Even the human rights organisations–across the world–have been selective in their approach while championing the cause of human rights. They raise their voice in support of the rights of the accused rather than the victim. In my 31 years of career in police, I am yet to come across a case where any human rights organisation has spoken for the victims.Itʼs very surprising that they think only accused have human rights and not the victims. In 2015, the global human rights organisations came together against the hanging of Yakub Memon, convicted for his involvement in a series of bomb blasts in Mumbai in 1993. No one spoke about the families who lost their dear ones in the bomb blasts. It’s ironic that it is the victim who sets the criminal justice system into motion but then is sent into oblivion by the system itself.
The Justice Malimath committee formed in 2000, felt that the existing system “weighed in favour of the accused and did not adequately focus on justice to the victims of crime.” The committee made a series of recommendations to ensure justice to the victims like victim compensation and providing an advocate of victim’s choice to plead on his/her behalf.
In 1996, the 154th Law Commission Report suggested a paradigm shift in India’s criminal justice system towards a victim-centric notion of justice. The Code of Criminal Procedure (Amendment) Act, 2009 partially accepted this suggestion and granted some rights to the victims of crime as well.
There has been a sustained demand for introducing uniform victim compensation schemes in order to provide recoupment by the criminal to the victim of the crime. At present, however, there is no uniformity in the state schemes in terms of the number of categories under which a victim may apply for compensation as well as the amount of compensation. Also there is no fear of law in criminalʼs mind as he knows the loopholes in the criminal justice system. It is the innocent victim who fears the law and is most of the time silenced by the authorities by demonstrating the same.

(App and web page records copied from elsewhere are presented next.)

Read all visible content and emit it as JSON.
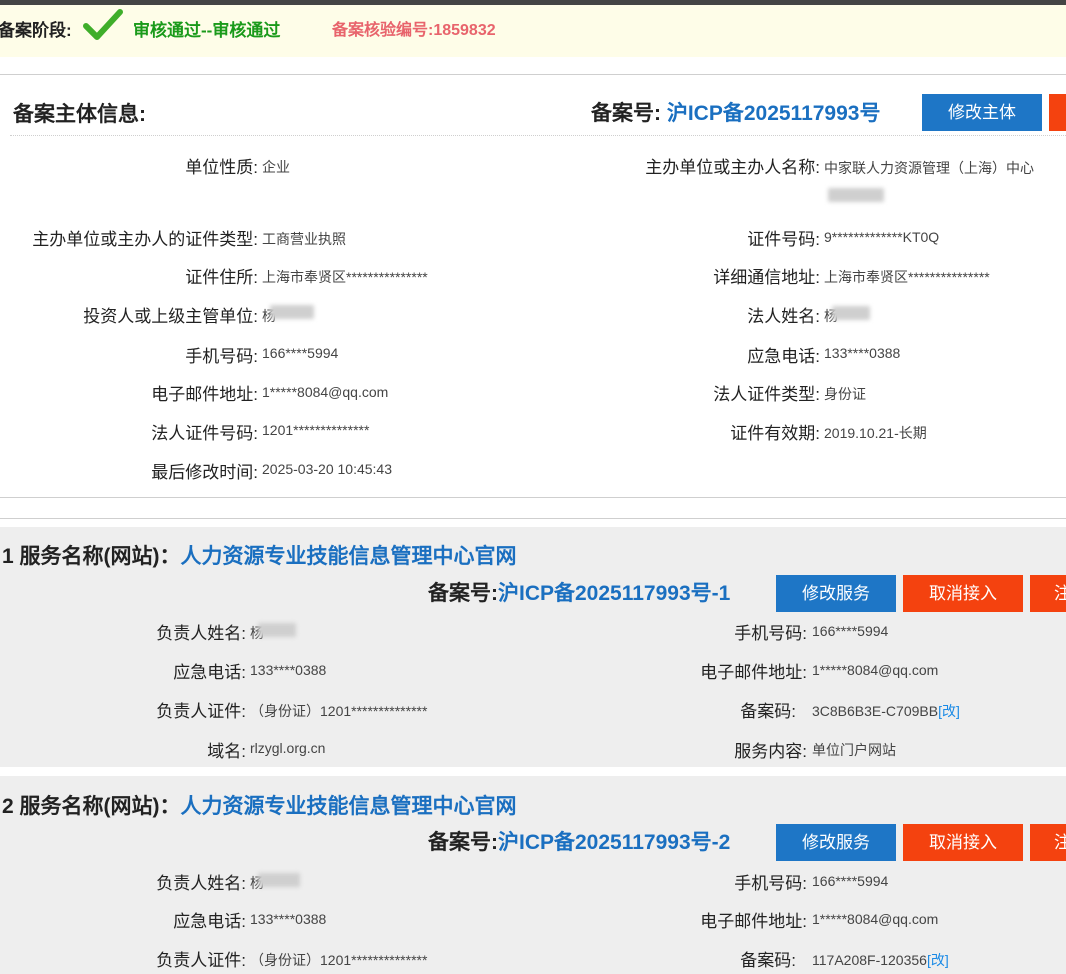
{
  "stage": {
    "label": "备案阶段:",
    "status": "审核通过--审核通过",
    "verify_code": "备案核验编号:1859832"
  },
  "subject": {
    "title": "备案主体信息:",
    "beian_label": "备案号: ",
    "beian_number": "沪ICP备2025117993号",
    "edit_button": "修改主体",
    "fields_left": [
      {
        "label": "单位性质:",
        "value": "企业"
      },
      {
        "label": "主办单位或主办人的证件类型:",
        "value": "工商营业执照"
      },
      {
        "label": "证件住所:",
        "value": "上海市奉贤区***************"
      },
      {
        "label": "投资人或上级主管单位:",
        "value": "杨"
      },
      {
        "label": "手机号码:",
        "value": "166****5994"
      },
      {
        "label": "电子邮件地址:",
        "value": "1*****8084@qq.com"
      },
      {
        "label": "法人证件号码:",
        "value": "1201**************"
      },
      {
        "label": "最后修改时间:",
        "value": "2025-03-20 10:45:43"
      }
    ],
    "fields_right": [
      {
        "label": "主办单位或主办人名称:",
        "value": "中家联人力资源管理（上海）中心"
      },
      {
        "label": "证件号码:",
        "value": "9*************KT0Q"
      },
      {
        "label": "详细通信地址:",
        "value": "上海市奉贤区***************"
      },
      {
        "label": "法人姓名:",
        "value": "杨"
      },
      {
        "label": "应急电话:",
        "value": "133****0388"
      },
      {
        "label": "法人证件类型:",
        "value": "身份证"
      },
      {
        "label": "证件有效期:",
        "value": "2019.10.21-长期"
      }
    ]
  },
  "services": [
    {
      "index": "1",
      "title_label": "服务名称(网站)：",
      "name": "人力资源专业技能信息管理中心官网",
      "beian_label": "备案号:",
      "beian_number": "沪ICP备2025117993号-1",
      "edit_button": "修改服务",
      "cancel_button": "取消接入",
      "extra_button": "注",
      "fields": {
        "contact_name": {
          "label": "负责人姓名:",
          "value": "杨"
        },
        "mobile": {
          "label": "手机号码:",
          "value": "166****5994"
        },
        "emergency": {
          "label": "应急电话:",
          "value": "133****0388"
        },
        "email": {
          "label": "电子邮件地址:",
          "value": "1*****8084@qq.com"
        },
        "cert": {
          "label": "负责人证件:",
          "value": "（身份证）1201**************"
        },
        "beian_code": {
          "label": "备案码:",
          "value": "3C8B6B3E-C709BB",
          "edit": "[改]"
        },
        "domain": {
          "label": "域名:",
          "value": "rlzygl.org.cn"
        },
        "content": {
          "label": "服务内容:",
          "value": "单位门户网站"
        }
      }
    },
    {
      "index": "2",
      "title_label": "服务名称(网站)：",
      "name": "人力资源专业技能信息管理中心官网",
      "beian_label": "备案号:",
      "beian_number": "沪ICP备2025117993号-2",
      "edit_button": "修改服务",
      "cancel_button": "取消接入",
      "extra_button": "注",
      "fields": {
        "contact_name": {
          "label": "负责人姓名:",
          "value": "杨"
        },
        "mobile": {
          "label": "手机号码:",
          "value": "166****5994"
        },
        "emergency": {
          "label": "应急电话:",
          "value": "133****0388"
        },
        "email": {
          "label": "电子邮件地址:",
          "value": "1*****8084@qq.com"
        },
        "cert": {
          "label": "负责人证件:",
          "value": "（身份证）1201**************"
        },
        "beian_code": {
          "label": "备案码:",
          "value": "117A208F-120356",
          "edit": "[改]"
        }
      }
    }
  ]
}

In my book Human in Khaki I have tried to narrate how sensitive policing could change the scales in favour of the victims. We need to work on various aspects of other wings of the criminal justice system so that the criminals are not able to take advantage of money and muscle power to evade long arms of the law. We could even have some accountability criteria set for police, prosecution, judiciary and prisons for the protection of victimʼs rights.
(The writer is the Director General of Police, Uttarakhand. The views expressed are personal)